To ensure the appraisal is fair, it is done by a neutral party. Appraisers are highly trained and their businesses are heavily regulated so you know your home is in safe hands.
Why are appraisals important?
Home appraisals are an extremely important part of buying or refinancing a house. Not only will it determine what the house is truly worth, but it will also determine how much a mortgage lender is able to lend you.
If all goes well, the house will be appraised for roughly the same amount as it was sold for. If the house is appraised much lower, you have the option of getting the appraisal reviewed. A review entails a new appraiser either looking over the notes and data then coming up with a new appraisal or visiting the home and giving a new appraisal all together.
Who pays for it?
The buyer typically pays for the home appraisal at closing, however there is always the option to pay up front. Home appraisal prices vary depending on the size of the property, type of appraisal, age of home, and more. For an average sized home, the appraisal should be between $250-$400.
What’s the difference between that and a home inspection?

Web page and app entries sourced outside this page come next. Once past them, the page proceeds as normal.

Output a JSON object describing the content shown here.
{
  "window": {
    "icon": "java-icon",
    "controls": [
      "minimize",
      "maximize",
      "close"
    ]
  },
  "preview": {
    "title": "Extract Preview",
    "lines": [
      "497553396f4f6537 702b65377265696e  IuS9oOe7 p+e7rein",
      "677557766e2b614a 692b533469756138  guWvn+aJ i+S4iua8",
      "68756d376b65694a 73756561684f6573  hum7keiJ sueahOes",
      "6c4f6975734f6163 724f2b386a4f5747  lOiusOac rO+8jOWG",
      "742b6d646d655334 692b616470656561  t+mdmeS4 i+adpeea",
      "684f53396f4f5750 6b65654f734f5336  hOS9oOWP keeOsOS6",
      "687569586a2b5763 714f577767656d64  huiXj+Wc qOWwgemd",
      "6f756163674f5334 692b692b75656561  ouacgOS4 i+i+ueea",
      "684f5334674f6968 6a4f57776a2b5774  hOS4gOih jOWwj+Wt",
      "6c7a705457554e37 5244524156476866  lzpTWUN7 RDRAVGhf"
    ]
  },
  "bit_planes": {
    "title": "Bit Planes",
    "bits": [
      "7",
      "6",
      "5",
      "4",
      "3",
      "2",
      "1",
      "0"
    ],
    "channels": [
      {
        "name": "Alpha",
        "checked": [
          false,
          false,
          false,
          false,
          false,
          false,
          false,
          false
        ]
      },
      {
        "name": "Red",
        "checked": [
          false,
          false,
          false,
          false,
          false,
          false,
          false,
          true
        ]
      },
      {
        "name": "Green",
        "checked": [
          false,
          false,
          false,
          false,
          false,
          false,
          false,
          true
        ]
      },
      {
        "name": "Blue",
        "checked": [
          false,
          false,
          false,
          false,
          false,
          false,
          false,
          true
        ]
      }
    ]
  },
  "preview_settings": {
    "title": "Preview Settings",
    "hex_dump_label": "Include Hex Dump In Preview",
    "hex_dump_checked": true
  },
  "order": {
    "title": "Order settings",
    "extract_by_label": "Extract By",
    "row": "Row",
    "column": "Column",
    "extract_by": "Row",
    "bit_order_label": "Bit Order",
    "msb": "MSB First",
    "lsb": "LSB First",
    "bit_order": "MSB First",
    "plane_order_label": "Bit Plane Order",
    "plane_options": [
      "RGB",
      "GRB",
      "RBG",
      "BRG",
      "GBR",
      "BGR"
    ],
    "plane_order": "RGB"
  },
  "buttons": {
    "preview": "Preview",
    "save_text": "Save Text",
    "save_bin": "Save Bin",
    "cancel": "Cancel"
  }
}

A home inspection is important to protect the buyer from purchasing a house with structural issues. A home appraisal protects the buyer and the lender, but especially the lender, from lending or paying over the value price of a home. Home inspections search for unobservable issues like plumbing, mold, heating, etc. Appraisals focus on the easily observable things like the age of a hot water heater or the condition of the floor tiles.